Some other reviews... and views

In late August, I was supposed to review Shakespeare in the Ruff's radical retelling of Shakespeare's Richard III called Richard Three, created, directed and choreographed by Patricia Allison. I was looking forward to this production for its multiverse aspect (two actors play the title character) and because it was centered around disability. I also just love seeing things at Withrow Park.

Alas, opening night was cancelled because of illness in the cast, and when, a week later, a rescheduled opening performance was suddenly announced, I couldn't make it or subsequent shows. I hope everyone in the cast and crew is well.

So instead of reviewing Richard Three for The Toronto Star, I pitched them a review of Adam Gwon's Ordinary Days (Rating: ✭✭✭✭), put on by the young musical theatre company Shifting Ground Collective. I had included interviews with three of the company's producers (two of whom were in the show) in a piece I'd written earlier on randomness in the theatre. The show, about four people whose lives intersect in post-9/11 Manhattan, was such a smart and imaginative surprise. The short run has ended, but here's my review.

I also reviewed Esther Jun's crowd-pleasing production of Michel Tremblay's Canadian classic Les Belles-Soeurs (Rating: ✭✭✭), featuring what must be the most diverse cast the script has ever seen. It was nice to see a great Canadian play being performed at Stratford's prestigious Festival Theatre, even if it didn't quite work on that peculiarly-shaped thrust stage. The show continues there until October 28. Here's my review.

One of my favourite podcasts is stand-up Kyle Brownrigg's Best Actress podcast. In it, he discusses Best Actress and Best Supporting Actress Oscar wins, who won and who should have won – and why. It's all very funny, chatty, bitchy and refreshingly non-academic.

Last month I appeared on the show to discuss the 1956 Oscar ceremony Best Actress win for Anna Magnani in The Rose Tattoo.

Anna Magnani can't look at Burt Lancaster's terrible haircut in The Rose Tattoo.

It turns out I had never seen that film, nor had I seen the other nominees: Katharine Hepburn in Summertime, Eleanor Parker in Interrupted Melody, Jennifer Jones in Love is a Many-Splendored Thing and Susan Hayward in I'll Cry Tomorrow. So it was quite the discovery to watch them all in the space of a week or so. Spoiler alert: we had lots of things to say about Jennifer Jones in yellow face.
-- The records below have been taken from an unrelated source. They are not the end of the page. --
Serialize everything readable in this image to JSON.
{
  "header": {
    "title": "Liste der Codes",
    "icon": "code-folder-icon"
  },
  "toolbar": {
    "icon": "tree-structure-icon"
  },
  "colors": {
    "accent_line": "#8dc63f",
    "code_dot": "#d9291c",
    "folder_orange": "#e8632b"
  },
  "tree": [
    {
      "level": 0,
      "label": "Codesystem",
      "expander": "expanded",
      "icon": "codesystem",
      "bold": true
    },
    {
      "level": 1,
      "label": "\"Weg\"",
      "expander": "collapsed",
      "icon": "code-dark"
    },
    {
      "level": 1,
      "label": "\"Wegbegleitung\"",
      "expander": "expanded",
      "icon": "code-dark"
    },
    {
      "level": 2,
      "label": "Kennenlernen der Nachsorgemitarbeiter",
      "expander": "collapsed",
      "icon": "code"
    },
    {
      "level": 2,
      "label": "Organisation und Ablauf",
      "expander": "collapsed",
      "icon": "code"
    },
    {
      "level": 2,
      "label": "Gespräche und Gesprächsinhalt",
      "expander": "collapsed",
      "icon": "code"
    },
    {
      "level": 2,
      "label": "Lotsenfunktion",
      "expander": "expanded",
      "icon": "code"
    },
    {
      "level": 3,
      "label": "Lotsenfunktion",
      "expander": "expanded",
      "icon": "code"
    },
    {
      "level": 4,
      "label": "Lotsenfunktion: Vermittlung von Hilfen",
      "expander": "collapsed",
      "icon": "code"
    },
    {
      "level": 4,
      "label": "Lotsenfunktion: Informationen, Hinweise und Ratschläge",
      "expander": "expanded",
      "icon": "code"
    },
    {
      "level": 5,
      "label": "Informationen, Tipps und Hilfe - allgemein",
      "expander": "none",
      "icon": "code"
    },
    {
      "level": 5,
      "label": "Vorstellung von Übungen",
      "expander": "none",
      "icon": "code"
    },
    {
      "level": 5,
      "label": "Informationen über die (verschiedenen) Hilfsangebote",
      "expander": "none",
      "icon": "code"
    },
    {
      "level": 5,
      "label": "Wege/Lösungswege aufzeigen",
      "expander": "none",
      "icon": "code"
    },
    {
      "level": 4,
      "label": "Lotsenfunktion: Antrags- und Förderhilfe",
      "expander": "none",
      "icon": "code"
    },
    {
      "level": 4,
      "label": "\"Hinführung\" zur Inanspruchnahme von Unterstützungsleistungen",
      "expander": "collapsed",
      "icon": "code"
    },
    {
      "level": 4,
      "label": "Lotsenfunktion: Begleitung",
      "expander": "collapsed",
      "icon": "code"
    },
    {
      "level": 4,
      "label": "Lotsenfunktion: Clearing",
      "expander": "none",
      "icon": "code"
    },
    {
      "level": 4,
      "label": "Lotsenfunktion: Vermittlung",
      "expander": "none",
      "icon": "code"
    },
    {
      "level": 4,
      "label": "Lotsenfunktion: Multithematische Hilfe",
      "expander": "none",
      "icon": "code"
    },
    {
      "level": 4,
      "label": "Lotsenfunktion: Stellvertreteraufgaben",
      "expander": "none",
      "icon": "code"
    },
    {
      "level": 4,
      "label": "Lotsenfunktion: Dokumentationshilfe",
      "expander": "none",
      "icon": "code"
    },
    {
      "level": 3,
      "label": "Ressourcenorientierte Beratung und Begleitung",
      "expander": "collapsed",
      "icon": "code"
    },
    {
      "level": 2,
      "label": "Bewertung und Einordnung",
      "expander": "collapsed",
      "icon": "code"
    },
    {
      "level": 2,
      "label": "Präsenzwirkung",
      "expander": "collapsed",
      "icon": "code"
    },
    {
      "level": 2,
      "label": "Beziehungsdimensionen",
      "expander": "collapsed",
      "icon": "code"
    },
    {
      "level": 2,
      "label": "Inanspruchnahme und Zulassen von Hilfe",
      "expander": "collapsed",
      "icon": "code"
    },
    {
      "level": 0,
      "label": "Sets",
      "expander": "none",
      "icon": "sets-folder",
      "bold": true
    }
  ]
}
Also, Kyle's mic wasn't working properly. You can download or listen to the episode here.

I was also a guest on Phil Rickaby's long-running Stageworthy podcast, rambling incoherently about what I do for a living. Rickaby's show is one of the only podcasts I know of (that's still up, that is) to cover the Canadian theatre scene. Listening to his archive of interviews helped get me through the worst, theatre-less days of the pandemic. You can find the podcast here.